## [ACTIVITY]
Go through the records and copy each line where the string "zoom" occurs.

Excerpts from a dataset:
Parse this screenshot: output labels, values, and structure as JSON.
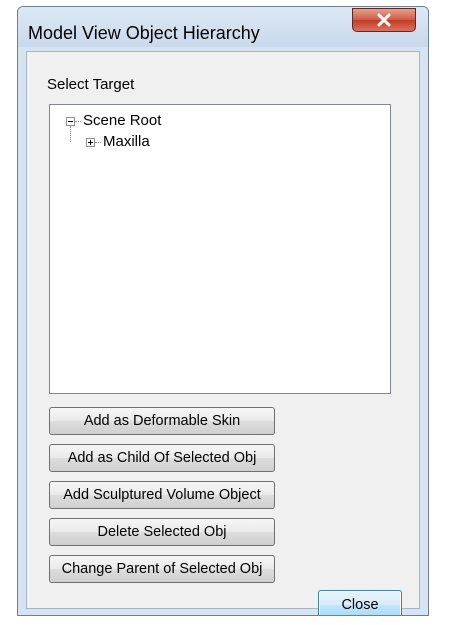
{
  "window": {
    "title": "Model View Object Hierarchy",
    "close_icon": "close-x-icon"
  },
  "panel": {
    "select_label": "Select Target"
  },
  "tree": {
    "items": [
      {
        "label": "Scene Root",
        "state": "expanded"
      },
      {
        "label": "Maxilla",
        "state": "collapsed"
      }
    ]
  },
  "buttons": {
    "add_deformable_skin": "Add as Deformable Skin",
    "add_child": "Add as Child Of Selected Obj",
    "add_sculptured": "Add Sculptured Volume Object",
    "delete_selected": "Delete Selected Obj",
    "change_parent": "Change Parent of Selected Obj",
    "close": "Close"
  },
  "colors": {
    "close_button": "#c43a27",
    "window_frame": "#d6e3f1",
    "client_bg": "#f0f0f0"
  }
}
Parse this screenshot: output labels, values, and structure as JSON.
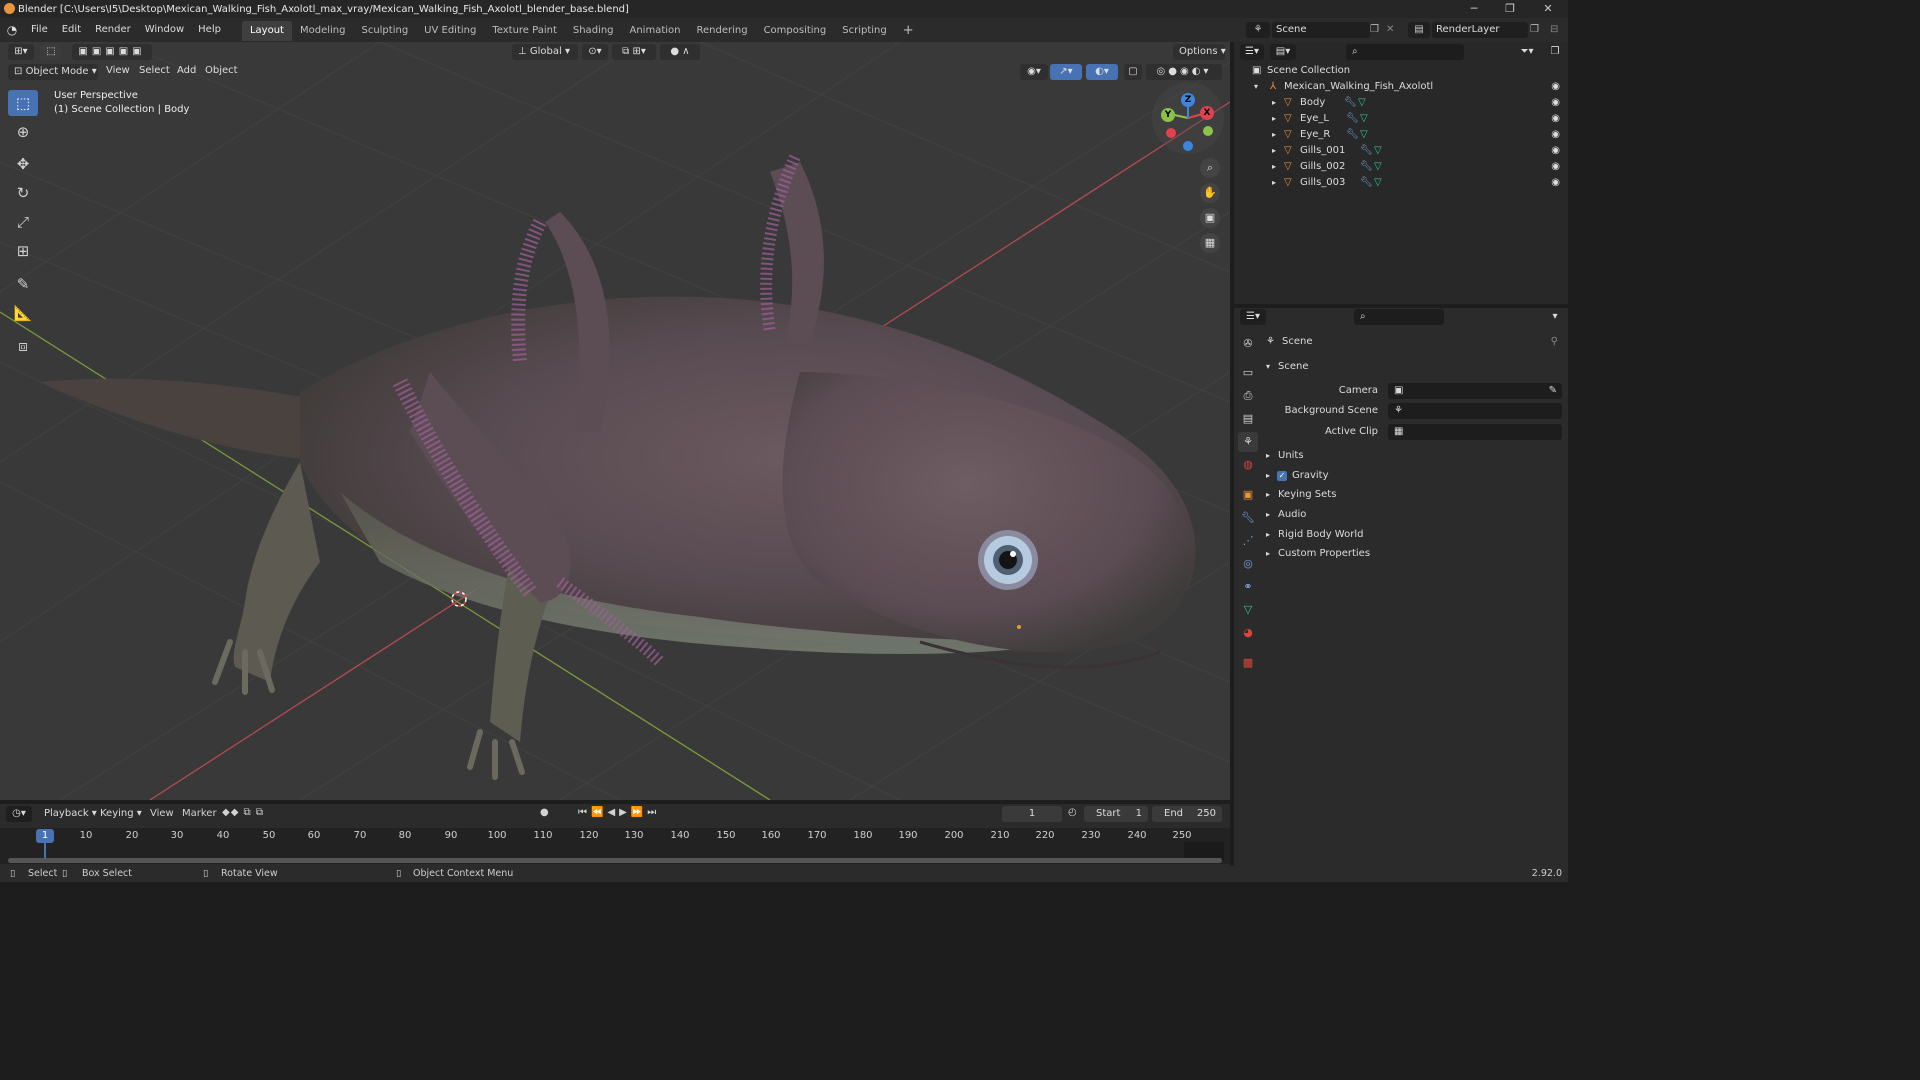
{
  "window": {
    "title": "Blender [C:\\Users\\I5\\Desktop\\Mexican_Walking_Fish_Axolotl_max_vray/Mexican_Walking_Fish_Axolotl_blender_base.blend]",
    "minimize": "─",
    "maximize": "❐",
    "close": "✕"
  },
  "menu": [
    "File",
    "Edit",
    "Render",
    "Window",
    "Help"
  ],
  "workspaces": [
    "Layout",
    "Modeling",
    "Sculpting",
    "UV Editing",
    "Texture Paint",
    "Shading",
    "Animation",
    "Rendering",
    "Compositing",
    "Scripting"
  ],
  "add_workspace": "+",
  "scene_selector": {
    "scene": "Scene",
    "view_layer": "RenderLayer"
  },
  "viewport_header": {
    "mode": "Object Mode",
    "menus": [
      "View",
      "Select",
      "Add",
      "Object"
    ],
    "orientation": "Global",
    "options": "Options"
  },
  "viewport": {
    "perspective_label": "User Perspective",
    "collection_label": "(1) Scene Collection | Body",
    "gizmo": {
      "x": "X",
      "y": "Y",
      "z": "Z"
    }
  },
  "outliner": {
    "root": "Scene Collection",
    "collection": "Mexican_Walking_Fish_Axolotl",
    "objects": [
      "Body",
      "Eye_L",
      "Eye_R",
      "Gills_001",
      "Gills_002",
      "Gills_003"
    ]
  },
  "properties": {
    "context_title": "Scene",
    "panel": "Scene",
    "fields": [
      {
        "label": "Camera"
      },
      {
        "label": "Background Scene"
      },
      {
        "label": "Active Clip"
      }
    ],
    "subpanels": [
      "Units",
      "Gravity",
      "Keying Sets",
      "Audio",
      "Rigid Body World",
      "Custom Properties"
    ]
  },
  "timeline": {
    "menus": [
      "Playback",
      "Keying",
      "View",
      "Marker"
    ],
    "current_frame": "1",
    "start_label": "Start",
    "start": "1",
    "end_label": "End",
    "end": "250",
    "ticks": [
      "1",
      "10",
      "20",
      "30",
      "40",
      "50",
      "60",
      "70",
      "80",
      "90",
      "100",
      "110",
      "120",
      "130",
      "140",
      "150",
      "160",
      "170",
      "180",
      "190",
      "200",
      "210",
      "220",
      "230",
      "240",
      "250"
    ]
  },
  "statusbar": {
    "select": "Select",
    "box_select": "Box Select",
    "rotate": "Rotate View",
    "context_menu": "Object Context Menu",
    "version": "2.92.0"
  },
  "colors": {
    "accent": "#4772b3",
    "x_axis": "#e0434f",
    "y_axis": "#8bc34a",
    "z_axis": "#3c86e0",
    "object_orange": "#e8953c",
    "mesh_green": "#29c994"
  }
}
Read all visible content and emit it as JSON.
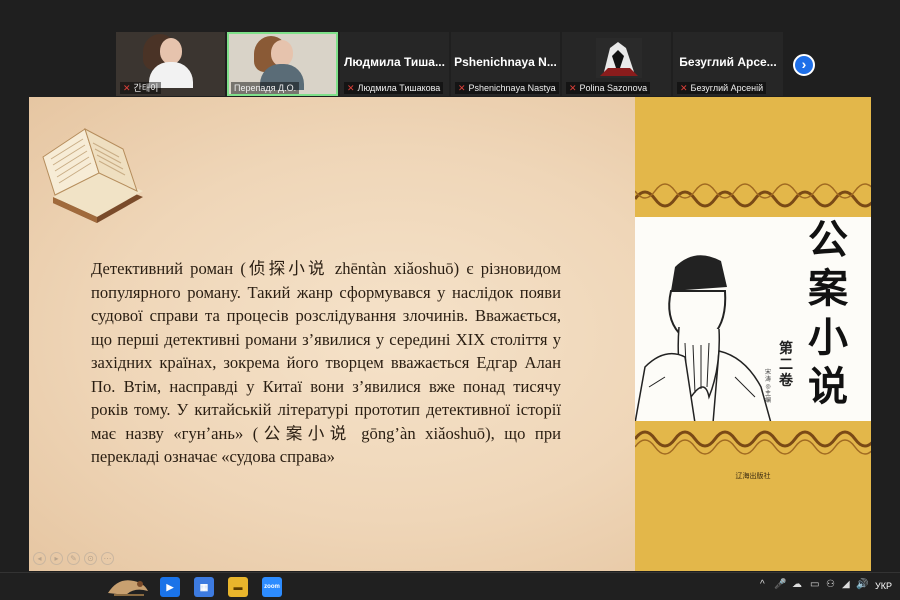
{
  "participants": [
    {
      "name": "",
      "label": "간태이",
      "type": "video",
      "hair": "#4a3326",
      "shirt": "#f2f2f2"
    },
    {
      "name": "",
      "label": "Перепадя Д.О.",
      "type": "video",
      "hair": "#8a5a36",
      "shirt": "#5a6c77",
      "active": true
    },
    {
      "name": "Людмила Тиша...",
      "label": "Людмила Тишакова",
      "type": "name"
    },
    {
      "name": "Pshenichnaya N...",
      "label": "Pshenichnaya Nastya",
      "type": "name"
    },
    {
      "name": "",
      "label": "Polina Sazonova",
      "type": "avatar"
    },
    {
      "name": "Безуглий Арсе...",
      "label": "Безуглий Арсеній",
      "type": "name"
    }
  ],
  "next_button": "›",
  "slide": {
    "paragraph": "Детективний роман (侦探小说 zhēntàn xiǎoshuō) є різновидом популярного роману. Такий жанр сформувався у наслідок появи судової справи та процесів розслідування злочинів. Вважається, що перші детективні романи з’явилися у середині XIX століття у західних країнах, зокрема його творцем вважається Едгар Алан По. Втім, насправді у Китаї вони з’явилися вже понад тисячу років тому. У китайській літературі прототип детективної історії має назву «гунʼань» (公案小说 gōng’àn xiǎoshuō), що при перекладі означає «судова справа»",
    "cover": {
      "title": "公案小说",
      "volume": "第二卷",
      "author": "宋 涛 ◎ 主编",
      "publisher": "辽海出版社"
    }
  },
  "slide_controls": [
    "◂",
    "▸",
    "✎",
    "⊙",
    "⋯"
  ],
  "taskbar": {
    "apps": [
      "bird-app",
      "meet",
      "store",
      "explorer",
      "zoom"
    ],
    "zoom_label": "zoom",
    "tray_icons": [
      "^",
      "🎤",
      "☁",
      "▭",
      "⚇",
      "◢",
      "🔊"
    ],
    "language": "УКР"
  },
  "colors": {
    "mic_off": "#e0413a",
    "active_border": "#7fe08a",
    "cover_yellow": "#e3b74a",
    "slide_bg": "#efd6b8",
    "next_button": "#1e6fe8"
  }
}
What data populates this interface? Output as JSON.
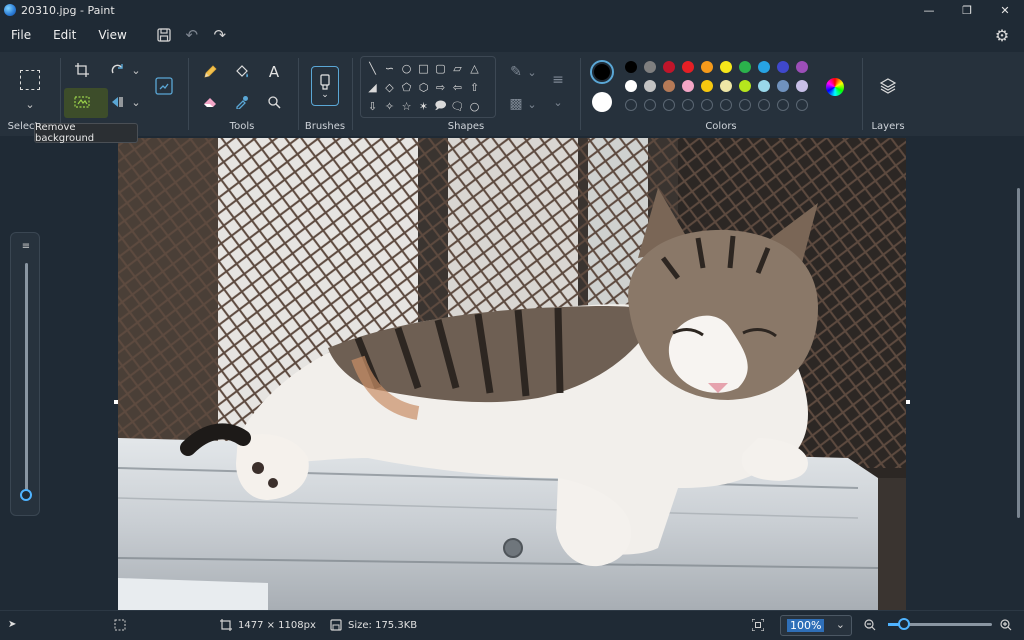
{
  "window": {
    "title": "20310.jpg - Paint"
  },
  "menu": {
    "file": "File",
    "edit": "Edit",
    "view": "View"
  },
  "ribbon": {
    "select_label": "Select",
    "tools_label": "Tools",
    "brushes_label": "Brushes",
    "shapes_label": "Shapes",
    "colors_label": "Colors",
    "layers_label": "Layers"
  },
  "tooltip": {
    "text": "Remove background"
  },
  "colors": {
    "primary": "#000000",
    "secondary": "#ffffff",
    "row1": [
      "#000000",
      "#7f7f7f",
      "#c0152a",
      "#e51f25",
      "#f59a1b",
      "#f6e71a",
      "#2bb24c",
      "#27a3e3",
      "#3f48cc",
      "#9c4eb8"
    ],
    "row2": [
      "#ffffff",
      "#c3c3c3",
      "#b57a57",
      "#f4a6c6",
      "#f7c80f",
      "#eee6a6",
      "#b6e61d",
      "#9ad8ea",
      "#7092be",
      "#c8bfe7"
    ]
  },
  "status": {
    "dimensions": "1477 × 1108px",
    "size": "Size: 175.3KB",
    "zoom": "100%"
  },
  "icons": [
    "pointer-icon",
    "selection-icon",
    "crop-icon",
    "rotate-icon",
    "remove-background-icon",
    "pencil-icon",
    "fill-icon",
    "text-icon",
    "eraser-icon",
    "color-picker-icon",
    "magnifier-icon",
    "brush-icon",
    "layers-icon",
    "settings-icon",
    "save-icon",
    "undo-icon",
    "redo-icon",
    "zoom-in-icon",
    "zoom-out-icon",
    "fit-icon"
  ]
}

## [RESULT]
      "zoom"
    "zoom_label": "zoom",
    "zoom": "100%"
    "zoom-in-icon",
    "zoom-out-icon",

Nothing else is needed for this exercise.